- DESCRIPTION OF THE TASK: Across the records that follow, count each line holding "Orders", and write only the total.

- INPUT RECORDS:

%%

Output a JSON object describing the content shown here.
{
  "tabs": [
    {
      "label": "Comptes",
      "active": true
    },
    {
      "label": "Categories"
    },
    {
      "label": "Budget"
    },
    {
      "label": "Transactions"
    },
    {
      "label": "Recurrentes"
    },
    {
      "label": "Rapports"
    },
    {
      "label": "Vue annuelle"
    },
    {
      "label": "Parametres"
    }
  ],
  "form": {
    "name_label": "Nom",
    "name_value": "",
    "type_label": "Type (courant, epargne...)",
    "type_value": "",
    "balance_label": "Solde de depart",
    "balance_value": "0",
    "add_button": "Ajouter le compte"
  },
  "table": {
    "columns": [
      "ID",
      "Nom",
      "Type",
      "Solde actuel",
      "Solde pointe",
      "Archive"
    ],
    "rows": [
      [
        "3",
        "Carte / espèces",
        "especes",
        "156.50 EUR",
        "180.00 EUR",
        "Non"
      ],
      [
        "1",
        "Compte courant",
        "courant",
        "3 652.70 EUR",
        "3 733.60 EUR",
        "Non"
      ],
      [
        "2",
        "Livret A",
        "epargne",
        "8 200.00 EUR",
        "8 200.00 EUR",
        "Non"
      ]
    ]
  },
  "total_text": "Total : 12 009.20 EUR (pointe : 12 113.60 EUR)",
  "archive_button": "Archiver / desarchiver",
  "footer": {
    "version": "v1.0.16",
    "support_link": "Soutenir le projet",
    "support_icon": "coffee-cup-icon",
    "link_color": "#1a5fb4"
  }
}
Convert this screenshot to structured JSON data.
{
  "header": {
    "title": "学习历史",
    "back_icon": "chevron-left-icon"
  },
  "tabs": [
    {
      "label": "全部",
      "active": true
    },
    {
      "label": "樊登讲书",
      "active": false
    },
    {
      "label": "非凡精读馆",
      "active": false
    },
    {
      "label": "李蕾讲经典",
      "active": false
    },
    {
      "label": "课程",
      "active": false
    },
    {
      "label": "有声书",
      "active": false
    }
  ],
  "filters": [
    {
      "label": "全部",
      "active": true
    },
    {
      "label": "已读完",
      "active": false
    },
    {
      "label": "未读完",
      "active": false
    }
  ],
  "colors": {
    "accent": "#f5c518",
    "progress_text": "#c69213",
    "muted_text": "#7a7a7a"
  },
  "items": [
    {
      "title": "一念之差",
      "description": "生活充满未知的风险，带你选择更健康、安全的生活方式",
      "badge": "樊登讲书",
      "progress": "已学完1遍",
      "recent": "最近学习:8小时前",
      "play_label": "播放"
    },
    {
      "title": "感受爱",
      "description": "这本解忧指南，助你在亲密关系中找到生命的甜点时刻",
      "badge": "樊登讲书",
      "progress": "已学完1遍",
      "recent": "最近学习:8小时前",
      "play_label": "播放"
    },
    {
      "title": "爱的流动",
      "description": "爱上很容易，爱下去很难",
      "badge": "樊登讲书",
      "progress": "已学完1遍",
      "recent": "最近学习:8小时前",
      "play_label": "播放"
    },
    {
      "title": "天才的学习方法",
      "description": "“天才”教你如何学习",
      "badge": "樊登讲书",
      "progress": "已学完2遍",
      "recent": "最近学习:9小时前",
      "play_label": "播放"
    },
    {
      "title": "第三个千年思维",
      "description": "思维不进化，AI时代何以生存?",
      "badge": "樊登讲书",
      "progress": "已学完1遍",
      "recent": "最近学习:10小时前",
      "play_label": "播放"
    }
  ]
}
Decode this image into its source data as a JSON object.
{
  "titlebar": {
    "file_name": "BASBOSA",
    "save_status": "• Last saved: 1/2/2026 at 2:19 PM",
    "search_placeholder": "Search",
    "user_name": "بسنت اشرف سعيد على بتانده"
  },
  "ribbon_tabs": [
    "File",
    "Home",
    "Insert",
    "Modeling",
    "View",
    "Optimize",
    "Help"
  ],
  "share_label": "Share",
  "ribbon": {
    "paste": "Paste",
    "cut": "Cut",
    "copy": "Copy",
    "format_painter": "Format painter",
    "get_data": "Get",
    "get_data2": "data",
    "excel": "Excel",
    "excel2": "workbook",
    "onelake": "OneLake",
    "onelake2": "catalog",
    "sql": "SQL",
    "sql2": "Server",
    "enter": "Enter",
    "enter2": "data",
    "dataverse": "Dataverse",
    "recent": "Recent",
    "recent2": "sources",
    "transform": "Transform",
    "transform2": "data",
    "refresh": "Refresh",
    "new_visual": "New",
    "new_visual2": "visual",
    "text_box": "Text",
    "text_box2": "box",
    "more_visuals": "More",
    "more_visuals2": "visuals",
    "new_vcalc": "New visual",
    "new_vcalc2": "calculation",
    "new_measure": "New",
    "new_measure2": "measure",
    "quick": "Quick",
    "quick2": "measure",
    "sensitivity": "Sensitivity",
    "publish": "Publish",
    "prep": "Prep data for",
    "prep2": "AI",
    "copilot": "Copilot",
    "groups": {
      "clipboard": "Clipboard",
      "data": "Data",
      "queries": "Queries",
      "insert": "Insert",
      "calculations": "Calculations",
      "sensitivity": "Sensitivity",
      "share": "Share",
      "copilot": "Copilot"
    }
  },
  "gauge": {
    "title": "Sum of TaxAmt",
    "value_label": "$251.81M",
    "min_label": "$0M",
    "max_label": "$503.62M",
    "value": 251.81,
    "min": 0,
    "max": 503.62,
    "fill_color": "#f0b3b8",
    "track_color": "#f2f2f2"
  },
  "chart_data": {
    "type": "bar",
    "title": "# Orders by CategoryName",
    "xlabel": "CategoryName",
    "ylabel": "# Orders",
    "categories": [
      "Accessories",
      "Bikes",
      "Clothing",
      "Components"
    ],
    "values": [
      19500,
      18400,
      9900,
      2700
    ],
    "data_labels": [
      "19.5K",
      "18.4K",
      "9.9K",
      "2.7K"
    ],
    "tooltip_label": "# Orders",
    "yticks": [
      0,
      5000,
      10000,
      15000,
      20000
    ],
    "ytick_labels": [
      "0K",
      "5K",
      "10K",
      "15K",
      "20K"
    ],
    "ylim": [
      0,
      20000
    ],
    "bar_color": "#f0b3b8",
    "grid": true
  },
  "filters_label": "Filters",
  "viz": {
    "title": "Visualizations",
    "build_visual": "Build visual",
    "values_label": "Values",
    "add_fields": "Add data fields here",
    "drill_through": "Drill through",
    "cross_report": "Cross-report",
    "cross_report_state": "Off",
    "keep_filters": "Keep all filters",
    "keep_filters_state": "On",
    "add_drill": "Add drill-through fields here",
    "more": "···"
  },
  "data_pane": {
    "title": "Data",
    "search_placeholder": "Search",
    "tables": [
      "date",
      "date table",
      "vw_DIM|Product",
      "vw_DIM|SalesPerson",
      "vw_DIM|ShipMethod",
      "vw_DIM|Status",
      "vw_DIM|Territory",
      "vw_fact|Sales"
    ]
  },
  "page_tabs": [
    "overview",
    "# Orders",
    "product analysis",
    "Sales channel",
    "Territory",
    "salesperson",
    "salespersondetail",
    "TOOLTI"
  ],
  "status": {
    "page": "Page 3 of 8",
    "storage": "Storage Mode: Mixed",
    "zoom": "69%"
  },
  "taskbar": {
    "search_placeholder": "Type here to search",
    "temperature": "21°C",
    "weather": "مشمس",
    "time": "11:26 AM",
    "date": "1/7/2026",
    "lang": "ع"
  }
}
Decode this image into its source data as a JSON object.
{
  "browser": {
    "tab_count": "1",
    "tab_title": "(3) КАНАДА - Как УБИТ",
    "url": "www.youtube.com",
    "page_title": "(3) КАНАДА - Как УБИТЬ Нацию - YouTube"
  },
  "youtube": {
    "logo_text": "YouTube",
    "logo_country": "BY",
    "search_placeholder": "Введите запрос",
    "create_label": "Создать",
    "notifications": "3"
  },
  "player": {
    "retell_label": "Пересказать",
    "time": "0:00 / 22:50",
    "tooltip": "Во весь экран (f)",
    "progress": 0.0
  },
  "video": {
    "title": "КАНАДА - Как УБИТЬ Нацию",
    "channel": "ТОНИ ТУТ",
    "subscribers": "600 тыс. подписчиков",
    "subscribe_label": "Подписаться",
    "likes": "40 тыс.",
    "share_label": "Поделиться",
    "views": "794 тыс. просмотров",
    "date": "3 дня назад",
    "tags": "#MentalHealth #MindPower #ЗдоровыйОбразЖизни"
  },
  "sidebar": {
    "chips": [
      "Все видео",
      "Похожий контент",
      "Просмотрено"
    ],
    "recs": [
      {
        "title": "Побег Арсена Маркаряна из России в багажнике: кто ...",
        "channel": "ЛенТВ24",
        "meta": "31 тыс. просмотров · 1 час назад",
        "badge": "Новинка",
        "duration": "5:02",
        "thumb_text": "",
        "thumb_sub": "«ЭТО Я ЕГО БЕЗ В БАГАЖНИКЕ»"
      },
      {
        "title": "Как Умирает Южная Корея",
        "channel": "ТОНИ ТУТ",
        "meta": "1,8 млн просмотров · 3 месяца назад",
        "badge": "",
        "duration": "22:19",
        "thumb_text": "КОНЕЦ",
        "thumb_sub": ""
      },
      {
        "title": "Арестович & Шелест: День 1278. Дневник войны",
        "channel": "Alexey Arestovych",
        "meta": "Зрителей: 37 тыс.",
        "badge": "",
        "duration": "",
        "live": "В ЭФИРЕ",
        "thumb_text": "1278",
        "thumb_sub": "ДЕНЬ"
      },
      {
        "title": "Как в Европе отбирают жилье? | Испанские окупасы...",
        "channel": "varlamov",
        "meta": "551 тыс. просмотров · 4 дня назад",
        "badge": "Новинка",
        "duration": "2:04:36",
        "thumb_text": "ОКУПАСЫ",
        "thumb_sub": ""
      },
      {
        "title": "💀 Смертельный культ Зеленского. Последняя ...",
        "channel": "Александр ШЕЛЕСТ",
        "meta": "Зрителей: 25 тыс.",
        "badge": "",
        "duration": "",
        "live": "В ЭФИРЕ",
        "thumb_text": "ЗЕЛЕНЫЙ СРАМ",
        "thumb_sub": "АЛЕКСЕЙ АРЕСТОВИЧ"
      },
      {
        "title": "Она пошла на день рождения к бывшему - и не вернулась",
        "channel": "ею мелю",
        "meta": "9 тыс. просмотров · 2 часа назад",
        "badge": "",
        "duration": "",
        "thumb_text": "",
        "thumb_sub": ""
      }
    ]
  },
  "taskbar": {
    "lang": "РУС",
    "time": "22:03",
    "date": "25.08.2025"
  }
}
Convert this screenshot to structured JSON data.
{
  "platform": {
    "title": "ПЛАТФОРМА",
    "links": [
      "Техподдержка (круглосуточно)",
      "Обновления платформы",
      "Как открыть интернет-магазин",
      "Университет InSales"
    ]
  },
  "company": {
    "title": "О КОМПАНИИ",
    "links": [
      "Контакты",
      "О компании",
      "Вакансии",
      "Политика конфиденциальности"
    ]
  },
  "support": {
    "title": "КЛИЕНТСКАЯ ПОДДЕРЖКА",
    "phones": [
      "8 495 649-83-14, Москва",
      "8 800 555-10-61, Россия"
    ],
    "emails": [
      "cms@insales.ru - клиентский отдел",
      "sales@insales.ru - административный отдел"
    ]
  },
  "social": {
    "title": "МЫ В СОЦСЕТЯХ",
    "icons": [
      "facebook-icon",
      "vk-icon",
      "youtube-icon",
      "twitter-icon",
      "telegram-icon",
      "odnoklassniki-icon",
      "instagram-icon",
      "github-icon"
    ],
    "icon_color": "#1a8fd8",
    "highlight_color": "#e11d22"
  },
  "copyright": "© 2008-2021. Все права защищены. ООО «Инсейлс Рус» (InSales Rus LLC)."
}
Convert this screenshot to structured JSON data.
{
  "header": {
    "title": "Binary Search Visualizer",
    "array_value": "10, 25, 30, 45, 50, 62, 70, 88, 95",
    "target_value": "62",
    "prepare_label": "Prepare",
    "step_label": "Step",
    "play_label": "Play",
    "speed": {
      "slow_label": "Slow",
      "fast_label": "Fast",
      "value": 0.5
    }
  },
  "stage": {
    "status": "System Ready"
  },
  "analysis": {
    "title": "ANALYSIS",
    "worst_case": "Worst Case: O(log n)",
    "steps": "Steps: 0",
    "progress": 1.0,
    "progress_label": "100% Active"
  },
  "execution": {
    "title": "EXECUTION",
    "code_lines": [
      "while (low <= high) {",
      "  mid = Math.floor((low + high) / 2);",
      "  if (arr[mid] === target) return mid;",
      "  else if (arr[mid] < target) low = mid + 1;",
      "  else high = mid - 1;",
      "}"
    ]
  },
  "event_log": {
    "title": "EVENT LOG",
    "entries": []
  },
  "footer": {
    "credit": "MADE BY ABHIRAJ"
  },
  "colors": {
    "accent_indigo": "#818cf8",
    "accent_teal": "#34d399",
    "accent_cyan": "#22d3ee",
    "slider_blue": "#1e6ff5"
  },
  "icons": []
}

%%

- RESPONSE FOR THIS EXERCISE: 4